Joyce Vanherring, 42, from Bracknell, Berkshire, who was visiting the palace with her daughter Emma, 13, said she believed the Royal Family wanted to forget the Princess. She said: "I do not think the Royal Family want a memorial. It's terrible, when people have contributed so much money to her fund, that nothing has been created yet. I am furious about it."
remembered with flowers
WebPosted Tue Aug 31 19:42:33 1999
LONDON - Two years after Diana's fatal car crash, Londoners remember the Princess of Wales with flowers and photographs left outside the gates in front of her home, Kensington Palace.
The people's princess is also being remembered with a new rose bred and named especially for her.
England's Royal National Rose Society has launched the new breed called England's Rose. It's a creamy pink flower with a delicate, yet deceptively powerful fragrance.
However, many people are wondering why no one has built a permanent memorial for Diana.
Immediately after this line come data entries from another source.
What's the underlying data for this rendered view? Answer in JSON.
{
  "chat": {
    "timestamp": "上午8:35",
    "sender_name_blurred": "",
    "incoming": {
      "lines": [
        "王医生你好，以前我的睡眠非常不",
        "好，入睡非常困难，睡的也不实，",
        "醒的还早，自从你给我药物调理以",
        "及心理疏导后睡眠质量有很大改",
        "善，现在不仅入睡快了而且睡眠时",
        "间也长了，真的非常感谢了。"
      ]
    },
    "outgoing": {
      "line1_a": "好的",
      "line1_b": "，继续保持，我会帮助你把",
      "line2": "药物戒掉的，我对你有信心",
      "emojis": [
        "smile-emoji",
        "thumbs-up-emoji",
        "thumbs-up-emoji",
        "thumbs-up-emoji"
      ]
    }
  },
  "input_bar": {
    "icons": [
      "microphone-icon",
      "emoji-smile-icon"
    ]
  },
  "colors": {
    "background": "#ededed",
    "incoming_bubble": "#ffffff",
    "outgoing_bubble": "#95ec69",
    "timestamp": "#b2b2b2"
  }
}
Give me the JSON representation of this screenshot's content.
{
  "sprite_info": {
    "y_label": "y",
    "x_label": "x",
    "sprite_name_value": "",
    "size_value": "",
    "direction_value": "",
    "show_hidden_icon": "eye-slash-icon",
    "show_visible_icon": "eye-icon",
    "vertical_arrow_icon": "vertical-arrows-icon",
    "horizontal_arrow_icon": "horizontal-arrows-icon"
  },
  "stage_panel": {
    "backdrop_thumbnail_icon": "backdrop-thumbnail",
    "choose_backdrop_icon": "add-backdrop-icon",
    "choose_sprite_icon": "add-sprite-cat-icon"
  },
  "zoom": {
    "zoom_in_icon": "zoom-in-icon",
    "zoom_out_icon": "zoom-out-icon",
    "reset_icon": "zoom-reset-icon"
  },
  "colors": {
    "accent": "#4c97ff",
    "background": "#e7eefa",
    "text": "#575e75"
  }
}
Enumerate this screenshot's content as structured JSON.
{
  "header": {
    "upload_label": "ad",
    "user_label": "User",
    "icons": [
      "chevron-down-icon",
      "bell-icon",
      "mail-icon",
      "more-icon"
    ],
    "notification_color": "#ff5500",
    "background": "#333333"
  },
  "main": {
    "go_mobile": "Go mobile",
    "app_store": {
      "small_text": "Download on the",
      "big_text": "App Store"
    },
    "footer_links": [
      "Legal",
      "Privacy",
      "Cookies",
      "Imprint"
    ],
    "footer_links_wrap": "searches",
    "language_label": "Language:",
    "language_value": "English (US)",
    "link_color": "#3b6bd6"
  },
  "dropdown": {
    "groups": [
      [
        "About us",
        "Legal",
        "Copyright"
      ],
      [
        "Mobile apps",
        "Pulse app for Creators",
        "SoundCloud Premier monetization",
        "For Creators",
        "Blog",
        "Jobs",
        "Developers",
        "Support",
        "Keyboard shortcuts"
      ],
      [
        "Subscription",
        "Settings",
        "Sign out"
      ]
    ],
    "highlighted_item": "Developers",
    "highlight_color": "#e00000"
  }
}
The Mirror newspaper has started a petition to build a monument to the princess. So far the newspaper has received more than 140,000 calls of support.
Plans for a memorial garden near Kensingtons Place were quietly dropped after local residents objected. Instead the Diana memorial fund will invest in refurbishing a nearby children's playground.
Diana's family plan to remember the princess privately. Her sons Prince William, 17, and Prince Harry, 14, are spending the day at Balmoral, the royal estate in Scotland.
Other News on Princess Diana - the Second Anniversary